Most discussions and studies about caregiving reveal the stress and strain that caregivers face. Caregiving, whether as a family caregiver or in a caregiving job, can certainly be both physically and emotionally straining. However, there are also many positive effects of caregiving. Anecdotally we know this from stories caregivers share with us. Just check out some of our Inspirational Caregiver Award Winners and Caregiver Profiles for examples. Talk to many family caregivers about their experiences and many will tell you about the intangible rewards of getting closer to an aging parent or developing new skills and nurturing new aspects of themselves.
Now, there is also some evidence to back up the positive effects of caregiving. A recent Johns Hopkins study of more than 3,000 family caregivers “suggests that those who assist a chronically ill or disabled family member enjoy an 18 percent survival advantage compared to statistically matched non-caregivers”, contradicting long-standing beliefs about the negative effects of caregiving on health (and conflicting study results on mortality). The study used some unique statistical methods to try to better delve in to this issue, as well as having access to a large, diverse pool of caregivers.
As one of the researchers mentioned, if stressful situations can be avoided or managed effectively caregiving may actually prove beneficial. Clearly, caregivers do a lot to help their “caree”, particularly when a home caregiver’s support can provide more choices and support the person to remain at home if that is his/her preference. Now, we may need to consider reframing the conversation to understand some of the benefits to the caregiver as well. This is not to negate the potential stresses and challenges caregivers face, but to encourage family and professional caregivers while offering help with those challenges.

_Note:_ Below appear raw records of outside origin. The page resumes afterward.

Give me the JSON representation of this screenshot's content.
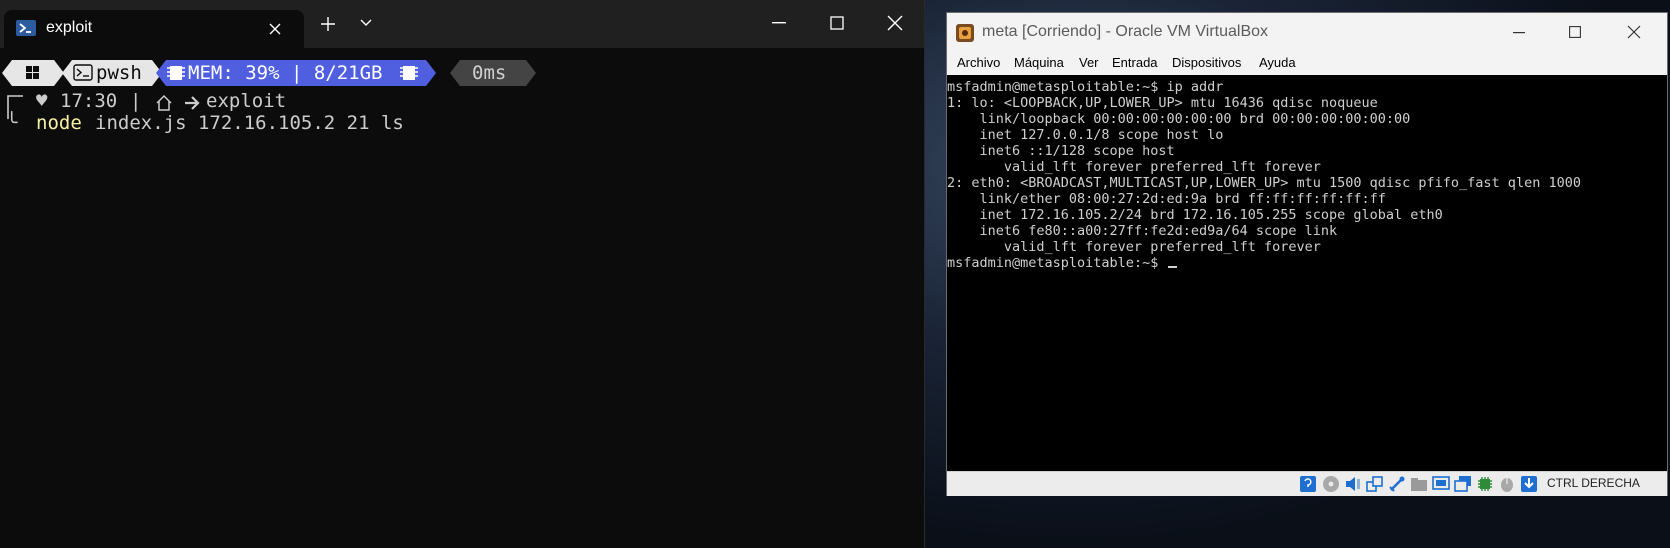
{
  "terminal": {
    "tab_title": "exploit",
    "controls": {
      "new_tab": "+",
      "minimize": "minimize",
      "maximize": "maximize",
      "close": "close"
    },
    "prompt": {
      "os_icon": "windows-icon",
      "shell": "pwsh",
      "mem": "MEM: 39% | 8/21GB",
      "duration": "0ms",
      "time": "17:30",
      "separator": "|",
      "folder": "exploit",
      "command_name": "node",
      "command_args": "index.js 172.16.105.2 21 ls"
    },
    "colors": {
      "background": "#0c0c0c",
      "segment_light": "#e6e6e6",
      "segment_mem": "#4f5fe0",
      "segment_time": "#444444",
      "command": "#f9f1a5"
    }
  },
  "virtualbox": {
    "title": "meta [Corriendo] - Oracle VM VirtualBox",
    "menu": [
      "Archivo",
      "Máquina",
      "Ver",
      "Entrada",
      "Dispositivos",
      "Ayuda"
    ],
    "console_lines": [
      "msfadmin@metasploitable:~$ ip addr",
      "1: lo: <LOOPBACK,UP,LOWER_UP> mtu 16436 qdisc noqueue",
      "    link/loopback 00:00:00:00:00:00 brd 00:00:00:00:00:00",
      "    inet 127.0.0.1/8 scope host lo",
      "    inet6 ::1/128 scope host",
      "       valid_lft forever preferred_lft forever",
      "2: eth0: <BROADCAST,MULTICAST,UP,LOWER_UP> mtu 1500 qdisc pfifo_fast qlen 1000",
      "    link/ether 08:00:27:2d:ed:9a brd ff:ff:ff:ff:ff:ff",
      "    inet 172.16.105.2/24 brd 172.16.105.255 scope global eth0",
      "    inet6 fe80::a00:27ff:fe2d:ed9a/64 scope link",
      "       valid_lft forever preferred_lft forever",
      "msfadmin@metasploitable:~$ "
    ],
    "host_key": "CTRL DERECHA",
    "status_icons": [
      "optical-drive-icon",
      "cd-icon",
      "audio-icon",
      "network-icon",
      "usb-icon",
      "shared-folder-icon",
      "display-icon",
      "capture-icon",
      "cpu-icon",
      "mouse-integration-icon",
      "download-icon"
    ]
  }
}
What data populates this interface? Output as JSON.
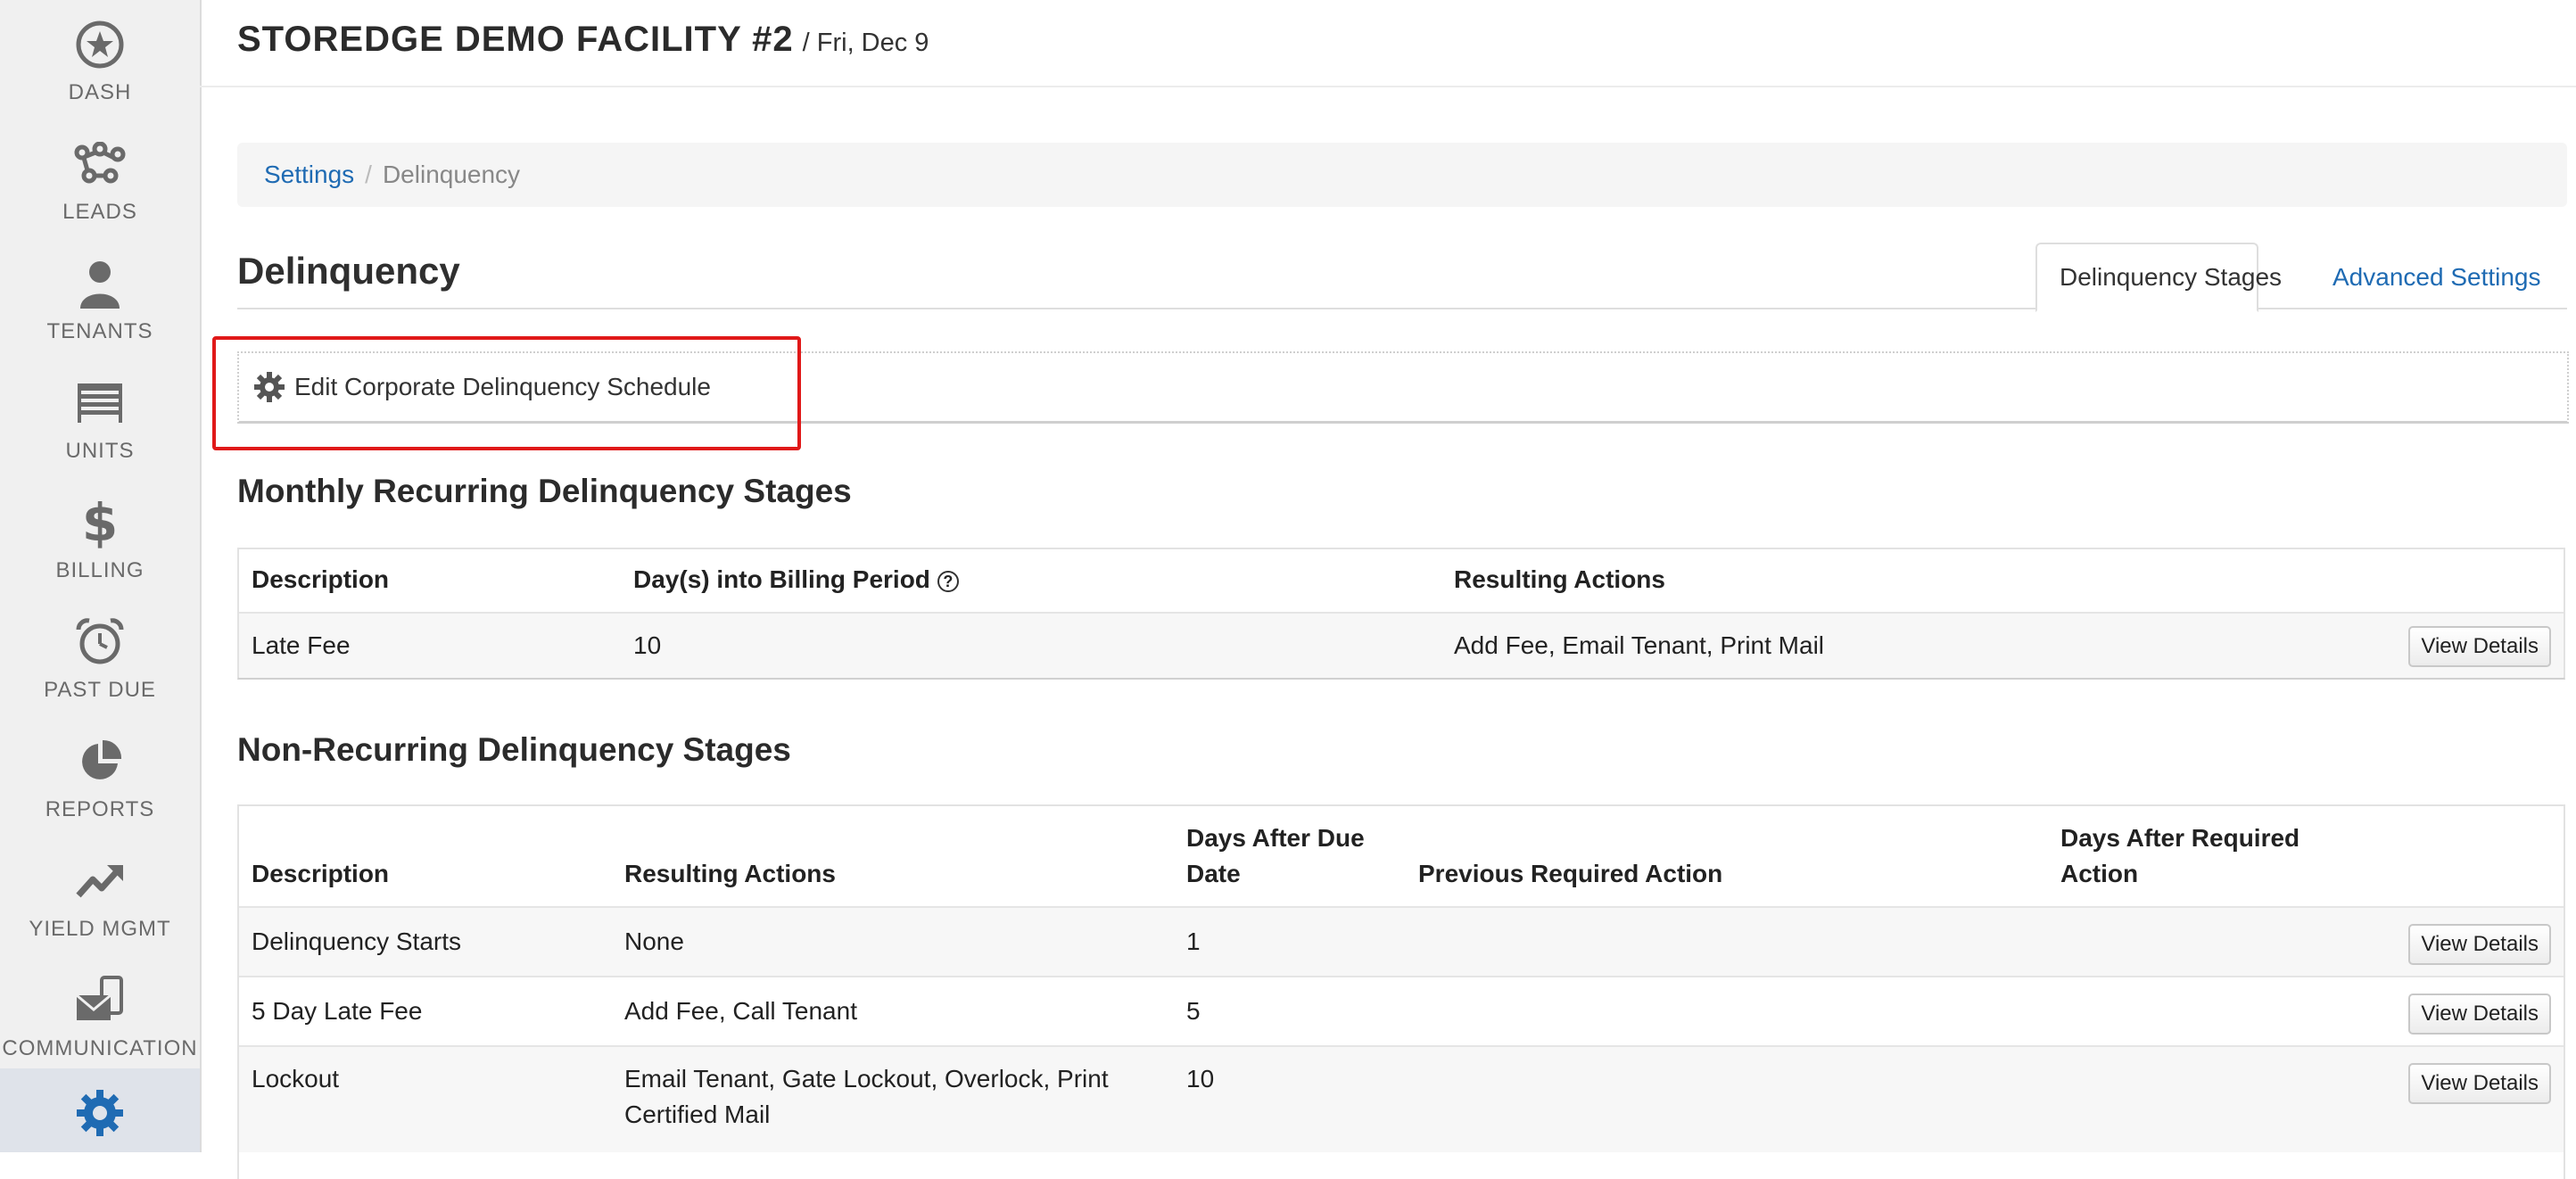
{
  "sidebar": {
    "items": [
      {
        "label": "DASH",
        "icon": "star-circle-icon"
      },
      {
        "label": "LEADS",
        "icon": "network-icon"
      },
      {
        "label": "TENANTS",
        "icon": "person-icon"
      },
      {
        "label": "UNITS",
        "icon": "storage-door-icon"
      },
      {
        "label": "BILLING",
        "icon": "dollar-icon"
      },
      {
        "label": "PAST DUE",
        "icon": "alarm-clock-icon"
      },
      {
        "label": "REPORTS",
        "icon": "pie-chart-icon"
      },
      {
        "label": "YIELD MGMT",
        "icon": "trend-up-icon"
      },
      {
        "label": "COMMUNICATION",
        "icon": "mail-phone-icon"
      },
      {
        "label": "",
        "icon": "gear-icon"
      }
    ],
    "active_color": "#1f6bb3"
  },
  "header": {
    "facility": "STOREDGE DEMO FACILITY #2",
    "date": "/ Fri, Dec 9"
  },
  "breadcrumb": {
    "link": "Settings",
    "separator": "/",
    "current": "Delinquency"
  },
  "page": {
    "title": "Delinquency",
    "tabs": [
      {
        "label": "Delinquency Stages",
        "active": true
      },
      {
        "label": "Advanced Settings",
        "active": false
      }
    ],
    "edit_button": "Edit Corporate Delinquency Schedule"
  },
  "monthly": {
    "title": "Monthly Recurring Delinquency Stages",
    "headers": [
      "Description",
      "Day(s) into Billing Period",
      "Resulting Actions"
    ],
    "help_icon": "?",
    "rows": [
      {
        "description": "Late Fee",
        "days": "10",
        "actions": "Add Fee, Email Tenant, Print Mail",
        "button": "View Details"
      }
    ]
  },
  "nonrecurring": {
    "title": "Non-Recurring Delinquency Stages",
    "headers": {
      "description": "Description",
      "actions": "Resulting Actions",
      "days_after_due_1": "Days After Due",
      "days_after_due_2": "Date",
      "previous": "Previous Required Action",
      "days_after_req_1": "Days After Required",
      "days_after_req_2": "Action"
    },
    "rows": [
      {
        "description": "Delinquency Starts",
        "actions": "None",
        "days": "1",
        "button": "View Details"
      },
      {
        "description": "5 Day Late Fee",
        "actions": "Add Fee, Call Tenant",
        "days": "5",
        "button": "View Details"
      },
      {
        "description": "Lockout",
        "actions_1": "Email Tenant, Gate Lockout, Overlock, Print",
        "actions_2": "Certified Mail",
        "days": "10",
        "button": "View Details"
      }
    ]
  },
  "colors": {
    "link": "#1f6bb3",
    "highlight": "#e01919",
    "sidebar_bg": "#f0f0f0"
  }
}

Here are a few ways caregivers have shared with us that they benefit from caregiving:
- Sense of fulfillment through caregiving, feeling a sense of mission in doing this work/informal caregiving.
- Small, day-to-day rewards: thank you or a smile from the caree, knowing he/she has been able to improve something for the person, having a nice conversation or activity together.
- Getting to know the caree more deeply/in a new way. For family members, this brings a new aspect to the relationship and sometimes may bring somewhat distant relatives closer together. For professional home caregivers, the chance to get to know clients personally and work closely together over time can be quite fulfilling.
- New, improved skills. For many family caregivers, this “job” teaches them advocacy skills and even hands-on, practical skills; they may learn about things like navigating Medicare, preparing for doctor’s appointments, helping manage someone’s finances, etc. Professional home caregivers learn everything from practical skills (lifting, bathing, safety) to how to handle a wide array of situations and think on their feet. They may also be exposed to a wide array of people with a lot of life experience, from whom they may learn a lot. Some home caregivers use these skills to go on to future careers as an R.N., E.M.T. or other related professions.
- What other ways have you benefited from caregiving? Share your comments with us or join our caregiver community on Facebook.
If you are a caregiver, here are some tips for how to benefit from the “bright side of caregiving” while mitigating the stress:
- Get support. As a family caregiver, join a support group or reach out to others in a similar situation. Professional caregivers, seek companies which demonstrate real support for you…from paying for your continuing education to offering help in the field and rewarding you for a job well done. You should be able to go to your team with any concerns and get advice, as well as have the tools you need to do the best job possible.
- Build in the things that help you reduce stress. In other words, schedule time for at least one important activity that helps you relax or keeps you healthy. Keep a journal if that helps you. Get to your caree’s home a bit early to take a deep breath before you start. Figure out what helps you cope with stress and build it in to your schedule, even if it is only a tiny amount of time.
- Focus on the positives. Some days this may be difficult. Many caregivers find humor helps when things are tough. Reflect back on what good things have happened during the week (were you able to get a smile out of your caree, did you have a nice outing, a good result at a doctor’s appointment, etc.?).
- Find out what resources can help you (and do this early). When you begin caring for an elderly relative, get some information on local resources before you have a crisis. There may be help that you would not know exists…the homework is worthwhile. If you are a professional caregiver, value the importance of continuing education, ask your team members for help and confer with other caregivers when you can (how do others handle Mrs. B when she is paranoid or angry due to her dementia, what activities do other caregivers find Mr. D likes most, etc.).